I began connecting with other people with chronic lymphocytic leukemia (CLL) online exactly 16 years ago when I was first diagnosed with the disease. Over the years I have read posts from hundreds of people around the world. In Niagara Falls I got to meet a few of them in person. It was like meeting old friends. While there I interviewed several and we will begin posting these interviews on Patient Power soon. As you would expect, experienced patients and partners are vocal patient advocates. They are believers in a “patient power” movement where it is essential 1) you become savvy in your disease 2) you strongly advocate for the most up-to-date-care for your specific situation and 3) if you are stymied by a provider or a system, you do your best to find other options.
I came away from meeting these folks energized, and encouraged. As we become veteran patients talking to patients we become wiser. What was so cool at the conference was how that wisdom was welcomed by so many other patients for whom the diagnosis is new. They were eager to learn of the right resources and to connect with people who had made the journey before them.
Around North America now these sorts of conferences are going on more often. Greg Stephens with The National CML Society is leading them in chronic myelogenous leukemia while Scott Seaman from the Chicago Blood Cancer Foundation is focusing on several blood cancers. Patient Power is working with a Columbus, Ohio organization, MMORE, to produce town meetings for myeloma.

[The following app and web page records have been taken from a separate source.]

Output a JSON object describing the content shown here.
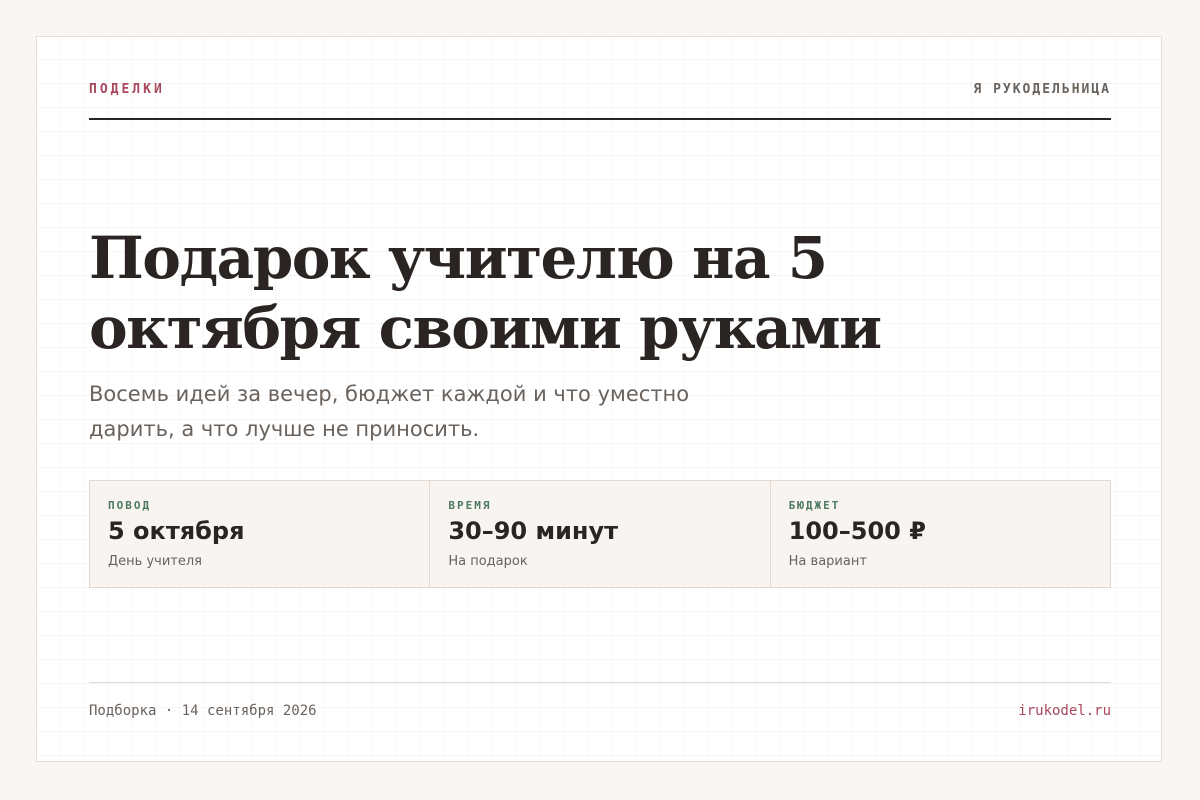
{
  "header": {
    "kicker": "ПОДЕЛКИ",
    "brand": "Я РУКОДЕЛЬНИЦА"
  },
  "hero": {
    "title": "Подарок учителю на 5 октября своими руками",
    "subtitle": "Восемь идей за вечер, бюджет каждой и что уместно дарить, а что лучше не приносить."
  },
  "stats": [
    {
      "label": "ПОВОД",
      "value": "5 октября",
      "note": "День учителя"
    },
    {
      "label": "ВРЕМЯ",
      "value": "30–90 минут",
      "note": "На подарок"
    },
    {
      "label": "БЮДЖЕТ",
      "value": "100–500 ₽",
      "note": "На вариант"
    }
  ],
  "footer": {
    "meta": "Подборка · 14 сентября 2026",
    "site": "irukodel.ru"
  },
  "colors": {
    "accent": "#a8485d",
    "label_green": "#4f7a5f",
    "ink": "#2a2522",
    "muted": "#6a625c"
  }
}
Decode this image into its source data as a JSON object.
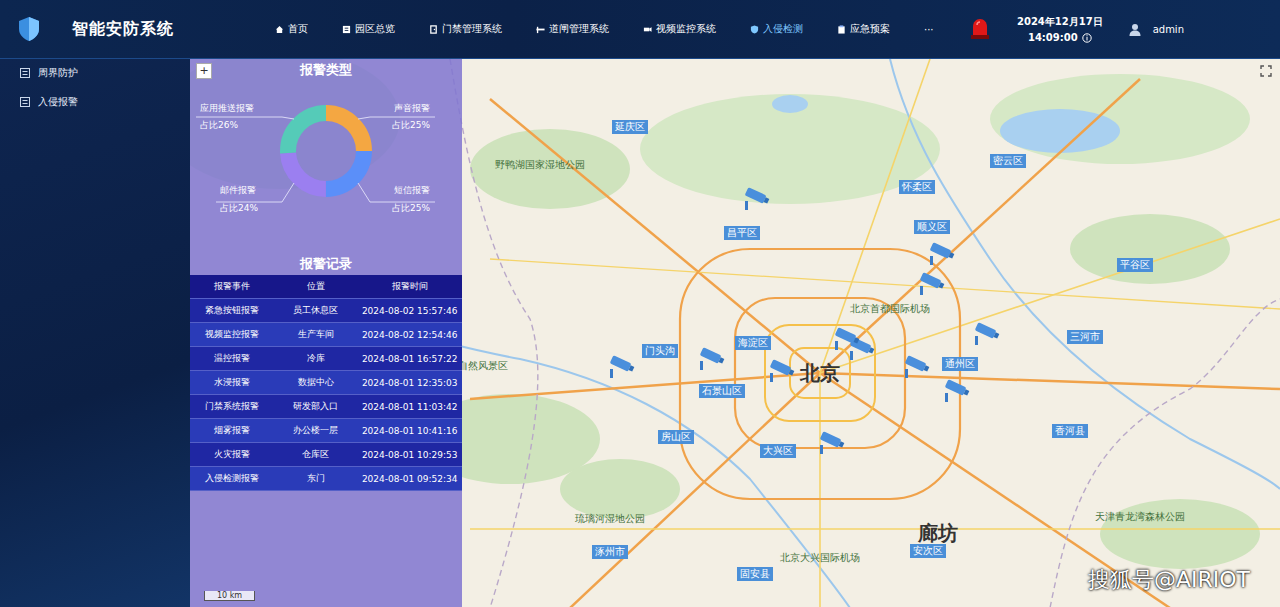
{
  "header": {
    "title": "智能安防系统",
    "nav": [
      {
        "label": "首页",
        "selected": false
      },
      {
        "label": "园区总览",
        "selected": false
      },
      {
        "label": "门禁管理系统",
        "selected": false
      },
      {
        "label": "道闸管理系统",
        "selected": false
      },
      {
        "label": "视频监控系统",
        "selected": false
      },
      {
        "label": "入侵检测",
        "selected": true
      },
      {
        "label": "应急预案",
        "selected": false
      }
    ],
    "more": "···",
    "date": "2024年12月17日",
    "time": "14:09:00",
    "user": "admin"
  },
  "sidebar": {
    "items": [
      {
        "label": "周界防护",
        "selected": false
      },
      {
        "label": "入侵报警",
        "selected": false
      }
    ]
  },
  "map": {
    "zoom_in": "+",
    "scale": "10 km",
    "labels": [
      {
        "text": "北京",
        "kind": "city"
      },
      {
        "text": "廊坊",
        "kind": "city"
      },
      {
        "text": "昌平区",
        "kind": "district"
      },
      {
        "text": "顺义区",
        "kind": "district"
      },
      {
        "text": "怀柔区",
        "kind": "district"
      },
      {
        "text": "密云区",
        "kind": "district"
      },
      {
        "text": "延庆区",
        "kind": "district"
      },
      {
        "text": "平谷区",
        "kind": "district"
      },
      {
        "text": "海淀区",
        "kind": "district"
      },
      {
        "text": "石景山区",
        "kind": "district"
      },
      {
        "text": "门头沟",
        "kind": "district"
      },
      {
        "text": "房山区",
        "kind": "district"
      },
      {
        "text": "大兴区",
        "kind": "district"
      },
      {
        "text": "通州区",
        "kind": "district"
      },
      {
        "text": "三河市",
        "kind": "district"
      },
      {
        "text": "香河县",
        "kind": "district"
      },
      {
        "text": "涿州市",
        "kind": "district"
      },
      {
        "text": "固安县",
        "kind": "district"
      },
      {
        "text": "安次区",
        "kind": "district"
      },
      {
        "text": "北京首都国际机场",
        "kind": "poi"
      },
      {
        "text": "北京大兴国际机场",
        "kind": "poi"
      },
      {
        "text": "天津青龙湾森林公园",
        "kind": "poi"
      },
      {
        "text": "双龙峡自然风景区",
        "kind": "poi"
      },
      {
        "text": "野鸭湖国家湿地公园",
        "kind": "poi"
      },
      {
        "text": "琉璃河湿地公园",
        "kind": "poi"
      }
    ]
  },
  "alarm_types": {
    "title": "报警类型",
    "series": [
      {
        "name": "声音报警",
        "share": "占比25%",
        "value": 25,
        "color": "#f4a742"
      },
      {
        "name": "短信报警",
        "share": "占比25%",
        "value": 25,
        "color": "#5b8ff9"
      },
      {
        "name": "邮件报警",
        "share": "占比24%",
        "value": 24,
        "color": "#9b7ff0"
      },
      {
        "name": "应用推送报警",
        "share": "占比26%",
        "value": 26,
        "color": "#55cbb8"
      }
    ]
  },
  "alarm_records": {
    "title": "报警记录",
    "columns": [
      "报警事件",
      "位置",
      "报警时间"
    ],
    "rows": [
      [
        "紧急按钮报警",
        "员工休息区",
        "2024-08-02 15:57:46"
      ],
      [
        "视频监控报警",
        "生产车间",
        "2024-08-02 12:54:46"
      ],
      [
        "温控报警",
        "冷库",
        "2024-08-01 16:57:22"
      ],
      [
        "水浸报警",
        "数据中心",
        "2024-08-01 12:35:03"
      ],
      [
        "门禁系统报警",
        "研发部入口",
        "2024-08-01 11:03:42"
      ],
      [
        "烟雾报警",
        "办公楼一层",
        "2024-08-01 10:41:16"
      ],
      [
        "火灾报警",
        "仓库区",
        "2024-08-01 10:29:53"
      ],
      [
        "入侵检测报警",
        "东门",
        "2024-08-01 09:52:34"
      ]
    ]
  },
  "watermark": "搜狐号@AIRIOT"
}
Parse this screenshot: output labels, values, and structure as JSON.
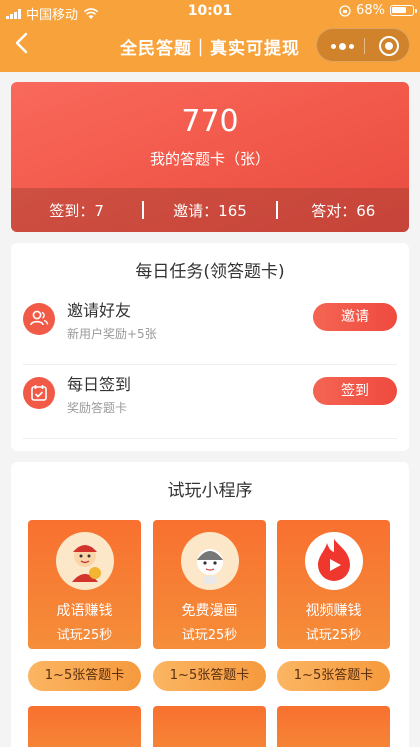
{
  "status_bar": {
    "carrier": "中国移动",
    "time": "10:01",
    "battery": "68%"
  },
  "nav": {
    "title": "全民答题｜真实可提现"
  },
  "hero": {
    "count": "770",
    "count_label": "我的答题卡（张）",
    "stats": [
      {
        "label": "签到：7"
      },
      {
        "label": "邀请：165"
      },
      {
        "label": "答对：66"
      }
    ]
  },
  "daily_tasks": {
    "title": "每日任务(领答题卡)",
    "items": [
      {
        "name": "邀请好友",
        "sub": "新用户奖励+5张",
        "button": "邀请",
        "icon": "users-icon"
      },
      {
        "name": "每日签到",
        "sub": "奖励答题卡",
        "button": "签到",
        "icon": "calendar-check-icon"
      }
    ]
  },
  "mini_programs": {
    "title": "试玩小程序",
    "items": [
      {
        "name": "成语赚钱",
        "time": "试玩25秒",
        "reward": "1~5张答题卡",
        "icon": "idiom-mascot-icon"
      },
      {
        "name": "免费漫画",
        "time": "试玩25秒",
        "reward": "1~5张答题卡",
        "icon": "comic-character-icon"
      },
      {
        "name": "视频赚钱",
        "time": "试玩25秒",
        "reward": "1~5张答题卡",
        "icon": "flame-play-icon"
      }
    ]
  },
  "colors": {
    "nav_bg": "#f7a23a",
    "hero_red": "#f15849",
    "button_red": "#ef4a3f",
    "mini_orange": "#f8702f",
    "pill_orange": "#f69a3d"
  }
}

In non-malignant conditions like PKU and eosinophilic disorders there are annual gatherings attended by patients from around the world.
I used to be someone who thought everything could be done online. That the connection we make there was enough. But these days I see its limits. Our online connections as patients – our own version, if you will of Match.com – is the start and often the sustaining connection. But like the Match.com couples, you have to meet at some point. And for us patients, that can be so rewarding.
If you have Internet buddies, I urge you to find a way to meet. When I was first diagnosed and went online I asked in a posting, “Is anyone here from Seattle?” Several people were and we started meeting for lunch. I still meet so many years later with my local CLL buddy, Pat.
Thanks to the Canadian CLL Patient Advocacy Group for putting together such a wonderful event and providing the opportunity to meet with so many positive folks – including top specialists like my doctor, Michael Keating. Look for interviews coming soon with some online greats including Susan Leclair, a lab test expert; Chaya Venkat, the queen of powerful caregivers and science mavens; and Paul Henderson, the well known former Canadian NHL player who is living well with CLL.
I’ll see you on the Internet and, if I can, someday also in person.
Wishing you and your family the best of health!